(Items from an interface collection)
---*---

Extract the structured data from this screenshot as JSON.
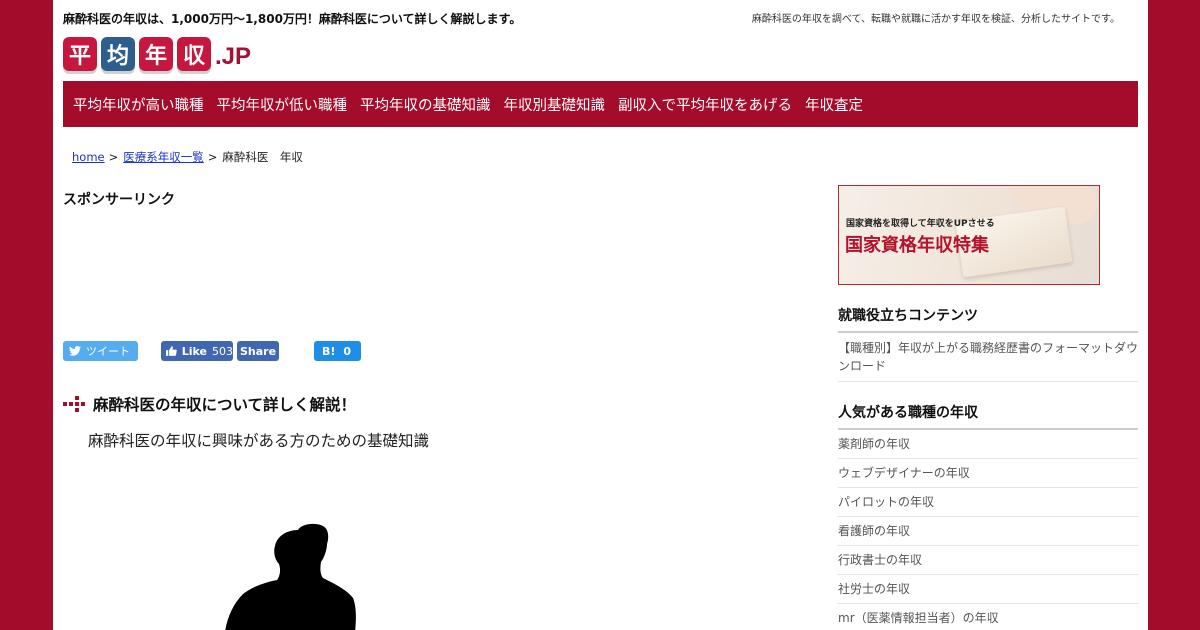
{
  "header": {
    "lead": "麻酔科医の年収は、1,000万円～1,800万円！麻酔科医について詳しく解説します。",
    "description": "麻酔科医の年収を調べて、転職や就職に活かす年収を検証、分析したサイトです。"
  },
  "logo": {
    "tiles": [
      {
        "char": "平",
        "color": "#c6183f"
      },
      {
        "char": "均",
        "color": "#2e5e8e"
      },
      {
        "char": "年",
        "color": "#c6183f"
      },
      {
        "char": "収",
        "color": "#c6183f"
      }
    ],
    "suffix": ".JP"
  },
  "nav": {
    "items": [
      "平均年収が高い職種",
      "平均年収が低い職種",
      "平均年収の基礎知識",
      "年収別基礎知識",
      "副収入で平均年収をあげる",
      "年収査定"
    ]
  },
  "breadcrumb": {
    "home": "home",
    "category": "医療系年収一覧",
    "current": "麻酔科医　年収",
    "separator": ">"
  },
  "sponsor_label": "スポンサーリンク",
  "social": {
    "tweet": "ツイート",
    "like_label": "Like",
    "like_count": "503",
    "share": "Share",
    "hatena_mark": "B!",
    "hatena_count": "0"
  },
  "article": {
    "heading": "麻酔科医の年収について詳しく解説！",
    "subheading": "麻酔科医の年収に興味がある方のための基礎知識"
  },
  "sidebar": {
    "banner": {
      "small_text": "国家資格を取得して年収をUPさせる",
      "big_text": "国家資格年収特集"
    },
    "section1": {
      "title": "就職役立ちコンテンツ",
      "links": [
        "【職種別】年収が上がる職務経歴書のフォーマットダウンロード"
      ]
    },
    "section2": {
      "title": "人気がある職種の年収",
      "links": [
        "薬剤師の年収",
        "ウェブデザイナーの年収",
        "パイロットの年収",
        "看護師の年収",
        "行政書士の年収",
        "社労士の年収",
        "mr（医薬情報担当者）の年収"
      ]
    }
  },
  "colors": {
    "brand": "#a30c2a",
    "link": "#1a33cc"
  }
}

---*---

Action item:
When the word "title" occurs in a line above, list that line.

Exercise answer:
      "title": "就職役立ちコンテンツ",
      "title": "人気がある職種の年収",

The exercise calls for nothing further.